It was reported on Monday that DOE's Inspector General will be "undertaking a review" of FERC's Office of Enforcement" at the urging of several U.S. Senators.
The lawmakers have urged the IG to look into the way FERC investigates market manipulation. Earlier this year, a very public battle between FERC's OE and energy trading firm Powhatan Energy Fund LLC made headlines and haunted former Director of FERC's Office of Enforcement Norman Bay's nomination to the Commission.
Sen. Robert Casey, D-Pa., was the first to ask the inspector general to look at the way FERC has been investigating alleged energy market manipulation. Stressing the need for investigations to be transparent, Casey in July urged Friedman to look at seven specific aspects of FERC's enforcement program, including whether the agency has pursued enforcement actions against entities "that were not acting in violation of then-current applicable laws and regulations," and is "properly allocating its limited resources to investigation of cases that have the most deleterious effects on energy markets."

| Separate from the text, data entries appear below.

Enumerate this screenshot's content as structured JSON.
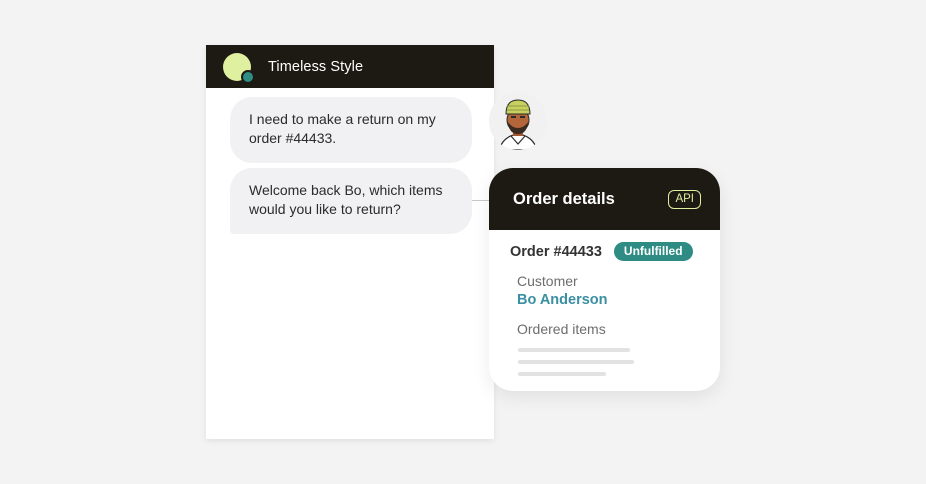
{
  "chat": {
    "brand_name": "Timeless Style",
    "messages": [
      {
        "sender": "customer",
        "text": "I need to make a return on my order #44433."
      },
      {
        "sender": "agent",
        "text": "Welcome back Bo, which items would you like to return?"
      }
    ]
  },
  "order_card": {
    "title": "Order details",
    "api_badge": "API",
    "order_number": "Order #44433",
    "status": "Unfulfilled",
    "customer_label": "Customer",
    "customer_name": "Bo Anderson",
    "items_label": "Ordered items"
  },
  "icons": {
    "brand_logo": "brand-logo-icon",
    "avatar": "customer-avatar"
  },
  "colors": {
    "header_bg": "#1c1a12",
    "accent_lime": "#dff0a0",
    "status_teal": "#2e8c84",
    "link_blue": "#3a8fa2",
    "bubble_bg": "#f1f1f4"
  }
}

Then, in September, Barrasso and Sen. Susan Collins, R-Maine, asked the inspector general to explore allegations questioning the fairness and transparency of FERC's enforcement program, including those made in an Energy Law Journal article co-authored by a former FERC general counsel asserting that the commission's enforcement process has become "lop-sided and unfair."
The two senators specifically asked if FERC is holding certain parties to different standards with regard to market manipulation. For instance, Barrasso and Collins questioned whether the public is being given "actionable notice" of the types of conduct FERC considers to be market manipulation. They also asked Friedman to explore the article's allegations that the targets of FERC investigations and their employees are not being afforded the due process "required by FERC's own regulations and precedents" and that provided by other federal enforcement agencies.
FERC has publicly offered a recent defense against the allegations.
Some have wondered whether FERC applies different standards to those it considers outsiders to its little energy fiefdom. Does FERC go after its utility regulars with the same zeal it reserves for banks, traders, companies or individuals that don't regularly wander its halls and hearing rooms? Is FERC's OE all about big headlines, or is it about justice? Are utility transgressions dealt with by sweeping the matter under the rug or slapping the offender on the wrist?
It's going to be interesting. Let's hope we don't next have an investigation of DOE IG's investigation to determine whether that investigation was carried out in a fair manner. They could run out of inspectors to inspect each other at some point.